EXCERPTED DATA
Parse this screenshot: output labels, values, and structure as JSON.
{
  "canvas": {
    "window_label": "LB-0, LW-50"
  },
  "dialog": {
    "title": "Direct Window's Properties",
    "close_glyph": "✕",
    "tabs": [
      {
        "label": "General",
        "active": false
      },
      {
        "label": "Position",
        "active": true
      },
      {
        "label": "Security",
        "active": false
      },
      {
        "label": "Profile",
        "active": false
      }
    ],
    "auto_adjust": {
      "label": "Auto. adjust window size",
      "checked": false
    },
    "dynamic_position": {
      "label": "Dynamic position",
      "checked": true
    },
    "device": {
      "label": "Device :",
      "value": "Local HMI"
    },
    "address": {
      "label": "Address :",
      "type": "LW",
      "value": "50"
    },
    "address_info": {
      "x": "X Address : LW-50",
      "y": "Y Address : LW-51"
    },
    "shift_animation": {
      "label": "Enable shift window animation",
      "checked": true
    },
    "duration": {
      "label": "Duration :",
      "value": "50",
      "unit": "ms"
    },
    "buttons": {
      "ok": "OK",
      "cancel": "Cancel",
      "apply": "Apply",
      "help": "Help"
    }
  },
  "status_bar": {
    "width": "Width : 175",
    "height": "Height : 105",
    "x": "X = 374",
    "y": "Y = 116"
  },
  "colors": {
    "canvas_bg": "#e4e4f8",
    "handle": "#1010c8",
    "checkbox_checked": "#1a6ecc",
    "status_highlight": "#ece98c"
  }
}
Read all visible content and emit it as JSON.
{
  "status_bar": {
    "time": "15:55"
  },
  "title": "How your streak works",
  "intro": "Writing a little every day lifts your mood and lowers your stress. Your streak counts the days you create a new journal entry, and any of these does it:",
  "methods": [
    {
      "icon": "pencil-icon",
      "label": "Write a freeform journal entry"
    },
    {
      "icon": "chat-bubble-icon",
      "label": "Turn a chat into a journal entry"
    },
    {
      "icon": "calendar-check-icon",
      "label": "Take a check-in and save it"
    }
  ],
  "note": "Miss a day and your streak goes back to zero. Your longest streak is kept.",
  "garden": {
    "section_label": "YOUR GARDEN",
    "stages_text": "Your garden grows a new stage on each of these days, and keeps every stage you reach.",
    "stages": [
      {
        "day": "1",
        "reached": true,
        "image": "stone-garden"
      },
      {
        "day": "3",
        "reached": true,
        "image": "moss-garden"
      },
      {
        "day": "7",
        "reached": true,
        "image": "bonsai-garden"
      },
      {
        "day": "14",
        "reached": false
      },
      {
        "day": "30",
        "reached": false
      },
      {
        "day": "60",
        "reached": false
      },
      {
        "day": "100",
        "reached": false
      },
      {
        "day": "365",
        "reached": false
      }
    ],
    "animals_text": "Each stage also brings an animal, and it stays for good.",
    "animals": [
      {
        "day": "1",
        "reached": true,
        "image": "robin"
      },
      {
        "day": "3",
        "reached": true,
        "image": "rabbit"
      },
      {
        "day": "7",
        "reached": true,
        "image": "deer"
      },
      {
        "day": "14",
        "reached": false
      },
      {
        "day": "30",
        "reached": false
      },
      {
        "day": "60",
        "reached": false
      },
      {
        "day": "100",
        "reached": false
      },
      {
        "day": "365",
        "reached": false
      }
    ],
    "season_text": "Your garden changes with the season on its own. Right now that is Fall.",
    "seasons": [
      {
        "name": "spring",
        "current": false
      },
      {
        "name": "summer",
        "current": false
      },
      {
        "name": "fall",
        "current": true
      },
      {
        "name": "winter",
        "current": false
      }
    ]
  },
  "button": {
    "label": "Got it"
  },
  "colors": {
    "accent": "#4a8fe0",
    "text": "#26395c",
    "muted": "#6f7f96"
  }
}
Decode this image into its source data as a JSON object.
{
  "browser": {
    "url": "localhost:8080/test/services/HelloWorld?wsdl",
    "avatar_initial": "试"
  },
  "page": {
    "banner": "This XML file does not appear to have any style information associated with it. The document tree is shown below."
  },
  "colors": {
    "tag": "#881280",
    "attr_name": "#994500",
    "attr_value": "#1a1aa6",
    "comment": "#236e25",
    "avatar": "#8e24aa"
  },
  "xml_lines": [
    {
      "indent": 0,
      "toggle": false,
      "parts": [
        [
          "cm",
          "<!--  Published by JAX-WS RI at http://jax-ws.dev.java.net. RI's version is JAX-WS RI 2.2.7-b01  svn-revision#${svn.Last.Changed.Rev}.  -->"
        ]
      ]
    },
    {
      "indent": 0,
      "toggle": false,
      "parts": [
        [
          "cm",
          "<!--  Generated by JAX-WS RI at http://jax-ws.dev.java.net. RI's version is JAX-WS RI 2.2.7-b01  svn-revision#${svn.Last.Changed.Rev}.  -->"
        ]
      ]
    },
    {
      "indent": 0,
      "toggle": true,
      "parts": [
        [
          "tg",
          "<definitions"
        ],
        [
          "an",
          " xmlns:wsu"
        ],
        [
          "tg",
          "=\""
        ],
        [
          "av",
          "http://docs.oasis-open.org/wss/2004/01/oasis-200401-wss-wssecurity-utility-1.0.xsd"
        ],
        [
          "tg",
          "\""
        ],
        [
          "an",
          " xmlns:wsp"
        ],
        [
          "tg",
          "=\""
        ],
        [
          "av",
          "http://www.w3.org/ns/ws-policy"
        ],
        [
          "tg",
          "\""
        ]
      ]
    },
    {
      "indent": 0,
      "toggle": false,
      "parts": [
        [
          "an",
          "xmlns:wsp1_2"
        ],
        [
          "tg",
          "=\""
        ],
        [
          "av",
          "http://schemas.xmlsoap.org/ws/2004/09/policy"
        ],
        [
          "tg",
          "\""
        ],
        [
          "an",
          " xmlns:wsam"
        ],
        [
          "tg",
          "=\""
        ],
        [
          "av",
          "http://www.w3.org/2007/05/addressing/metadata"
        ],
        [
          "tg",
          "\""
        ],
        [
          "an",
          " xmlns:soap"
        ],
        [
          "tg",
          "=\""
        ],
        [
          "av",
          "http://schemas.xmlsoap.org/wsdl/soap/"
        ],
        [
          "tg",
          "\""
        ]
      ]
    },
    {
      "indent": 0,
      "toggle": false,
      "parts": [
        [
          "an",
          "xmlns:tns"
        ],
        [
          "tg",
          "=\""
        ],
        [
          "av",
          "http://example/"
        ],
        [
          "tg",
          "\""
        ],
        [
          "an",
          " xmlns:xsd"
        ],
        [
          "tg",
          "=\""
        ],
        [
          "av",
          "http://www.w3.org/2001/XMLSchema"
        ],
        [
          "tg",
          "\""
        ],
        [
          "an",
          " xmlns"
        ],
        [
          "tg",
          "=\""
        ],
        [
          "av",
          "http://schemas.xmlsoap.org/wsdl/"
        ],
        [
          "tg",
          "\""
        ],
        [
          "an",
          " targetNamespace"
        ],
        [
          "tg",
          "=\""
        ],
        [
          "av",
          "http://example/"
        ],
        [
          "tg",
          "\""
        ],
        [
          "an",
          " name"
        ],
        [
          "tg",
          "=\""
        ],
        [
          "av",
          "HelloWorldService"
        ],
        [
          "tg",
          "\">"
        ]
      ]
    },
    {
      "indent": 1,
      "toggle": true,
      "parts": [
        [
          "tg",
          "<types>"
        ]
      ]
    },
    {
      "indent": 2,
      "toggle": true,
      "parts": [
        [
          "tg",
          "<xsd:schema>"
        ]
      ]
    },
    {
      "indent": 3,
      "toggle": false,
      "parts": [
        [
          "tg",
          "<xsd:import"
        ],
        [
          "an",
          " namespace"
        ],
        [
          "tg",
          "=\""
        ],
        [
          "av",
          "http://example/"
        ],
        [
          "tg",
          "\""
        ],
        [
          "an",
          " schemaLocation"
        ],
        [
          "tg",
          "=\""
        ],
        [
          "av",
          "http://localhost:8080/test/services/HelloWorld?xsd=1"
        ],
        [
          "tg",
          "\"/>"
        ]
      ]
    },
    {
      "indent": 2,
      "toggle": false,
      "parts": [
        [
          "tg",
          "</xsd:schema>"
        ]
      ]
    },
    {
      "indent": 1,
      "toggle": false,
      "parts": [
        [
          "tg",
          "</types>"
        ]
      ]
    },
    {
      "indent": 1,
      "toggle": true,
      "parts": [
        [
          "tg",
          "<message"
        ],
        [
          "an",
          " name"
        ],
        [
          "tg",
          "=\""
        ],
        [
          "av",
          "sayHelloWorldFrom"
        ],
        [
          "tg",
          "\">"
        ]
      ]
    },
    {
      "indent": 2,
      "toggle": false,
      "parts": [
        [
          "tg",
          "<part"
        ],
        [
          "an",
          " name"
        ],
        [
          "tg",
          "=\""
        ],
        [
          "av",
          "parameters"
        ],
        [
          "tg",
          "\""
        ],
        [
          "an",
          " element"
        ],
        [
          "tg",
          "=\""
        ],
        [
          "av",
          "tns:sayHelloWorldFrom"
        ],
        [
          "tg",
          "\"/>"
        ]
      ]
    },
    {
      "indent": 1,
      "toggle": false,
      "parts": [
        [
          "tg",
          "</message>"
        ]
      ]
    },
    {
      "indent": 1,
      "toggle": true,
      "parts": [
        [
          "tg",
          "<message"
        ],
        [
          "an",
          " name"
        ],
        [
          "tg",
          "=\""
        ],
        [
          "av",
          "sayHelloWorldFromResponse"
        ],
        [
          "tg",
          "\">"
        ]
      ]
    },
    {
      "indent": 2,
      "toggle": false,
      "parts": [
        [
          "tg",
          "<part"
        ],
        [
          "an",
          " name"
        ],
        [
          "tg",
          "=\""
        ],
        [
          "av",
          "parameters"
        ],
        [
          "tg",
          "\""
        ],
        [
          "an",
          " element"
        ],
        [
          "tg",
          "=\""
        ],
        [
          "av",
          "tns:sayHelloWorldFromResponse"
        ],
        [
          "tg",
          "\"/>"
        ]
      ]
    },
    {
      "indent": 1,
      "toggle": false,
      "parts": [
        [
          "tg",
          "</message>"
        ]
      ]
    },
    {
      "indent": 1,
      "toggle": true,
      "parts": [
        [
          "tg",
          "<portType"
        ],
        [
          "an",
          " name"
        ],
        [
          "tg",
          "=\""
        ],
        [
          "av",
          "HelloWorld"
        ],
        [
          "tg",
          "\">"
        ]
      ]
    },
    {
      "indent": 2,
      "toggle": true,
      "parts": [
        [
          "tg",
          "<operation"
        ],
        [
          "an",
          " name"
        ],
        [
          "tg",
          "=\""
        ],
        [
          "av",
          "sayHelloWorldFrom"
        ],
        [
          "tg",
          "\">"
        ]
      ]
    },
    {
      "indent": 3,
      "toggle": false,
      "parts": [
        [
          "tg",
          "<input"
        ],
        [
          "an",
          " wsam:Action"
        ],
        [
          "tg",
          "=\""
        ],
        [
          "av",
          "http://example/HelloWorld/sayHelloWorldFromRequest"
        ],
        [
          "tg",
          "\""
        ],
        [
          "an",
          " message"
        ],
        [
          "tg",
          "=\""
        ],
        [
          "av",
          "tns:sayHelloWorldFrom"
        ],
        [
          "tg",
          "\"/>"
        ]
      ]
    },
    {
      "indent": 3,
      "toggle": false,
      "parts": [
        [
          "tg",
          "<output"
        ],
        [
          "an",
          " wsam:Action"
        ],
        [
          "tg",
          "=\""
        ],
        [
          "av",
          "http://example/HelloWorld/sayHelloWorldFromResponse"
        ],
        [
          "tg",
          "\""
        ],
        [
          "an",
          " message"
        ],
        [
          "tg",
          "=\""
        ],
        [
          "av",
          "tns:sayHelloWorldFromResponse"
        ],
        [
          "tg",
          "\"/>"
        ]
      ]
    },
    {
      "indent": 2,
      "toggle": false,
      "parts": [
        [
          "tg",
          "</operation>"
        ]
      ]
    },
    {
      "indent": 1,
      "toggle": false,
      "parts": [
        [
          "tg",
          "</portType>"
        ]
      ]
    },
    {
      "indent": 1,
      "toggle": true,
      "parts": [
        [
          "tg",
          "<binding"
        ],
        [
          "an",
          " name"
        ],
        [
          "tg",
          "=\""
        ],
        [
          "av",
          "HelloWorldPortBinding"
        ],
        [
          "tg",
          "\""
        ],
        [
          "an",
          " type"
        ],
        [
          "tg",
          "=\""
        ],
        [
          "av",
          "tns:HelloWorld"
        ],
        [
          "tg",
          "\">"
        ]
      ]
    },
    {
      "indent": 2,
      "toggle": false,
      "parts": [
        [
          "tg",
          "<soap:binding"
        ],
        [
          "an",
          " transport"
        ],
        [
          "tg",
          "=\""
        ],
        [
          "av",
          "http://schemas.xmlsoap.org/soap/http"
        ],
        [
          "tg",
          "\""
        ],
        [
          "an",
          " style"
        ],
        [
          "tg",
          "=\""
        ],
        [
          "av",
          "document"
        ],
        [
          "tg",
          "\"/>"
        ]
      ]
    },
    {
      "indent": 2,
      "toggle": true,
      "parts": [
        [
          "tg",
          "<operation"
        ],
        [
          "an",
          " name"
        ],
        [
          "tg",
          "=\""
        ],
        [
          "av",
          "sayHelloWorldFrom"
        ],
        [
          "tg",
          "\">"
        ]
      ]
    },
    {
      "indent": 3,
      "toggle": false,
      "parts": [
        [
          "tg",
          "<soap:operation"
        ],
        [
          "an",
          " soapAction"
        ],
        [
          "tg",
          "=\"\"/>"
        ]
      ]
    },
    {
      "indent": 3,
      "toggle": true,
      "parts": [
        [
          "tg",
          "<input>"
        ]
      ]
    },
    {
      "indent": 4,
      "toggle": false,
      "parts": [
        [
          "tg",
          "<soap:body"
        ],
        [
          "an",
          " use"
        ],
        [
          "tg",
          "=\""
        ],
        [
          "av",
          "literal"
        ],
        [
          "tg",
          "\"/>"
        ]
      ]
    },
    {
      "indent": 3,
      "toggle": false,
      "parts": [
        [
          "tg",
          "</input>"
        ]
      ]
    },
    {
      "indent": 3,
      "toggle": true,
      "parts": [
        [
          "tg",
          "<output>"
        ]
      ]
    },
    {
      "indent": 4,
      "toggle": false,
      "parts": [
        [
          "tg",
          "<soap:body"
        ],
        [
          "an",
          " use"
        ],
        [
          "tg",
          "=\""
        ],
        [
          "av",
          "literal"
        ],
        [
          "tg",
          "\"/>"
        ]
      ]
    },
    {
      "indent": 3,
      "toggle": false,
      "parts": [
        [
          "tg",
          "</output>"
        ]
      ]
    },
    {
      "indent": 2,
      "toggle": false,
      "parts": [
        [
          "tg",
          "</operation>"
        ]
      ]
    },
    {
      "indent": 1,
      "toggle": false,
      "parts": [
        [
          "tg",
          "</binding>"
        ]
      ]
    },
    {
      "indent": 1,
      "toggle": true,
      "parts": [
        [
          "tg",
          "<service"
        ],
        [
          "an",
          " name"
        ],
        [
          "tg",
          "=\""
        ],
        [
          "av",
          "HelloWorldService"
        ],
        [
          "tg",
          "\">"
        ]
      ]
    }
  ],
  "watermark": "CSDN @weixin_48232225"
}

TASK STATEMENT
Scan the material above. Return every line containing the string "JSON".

RESULT OF THE TASK
Parse this screenshot: output labels, values, and structure as JSON.
Read all visible content and emit it as JSON.
Decode this image into its source data as a JSON object.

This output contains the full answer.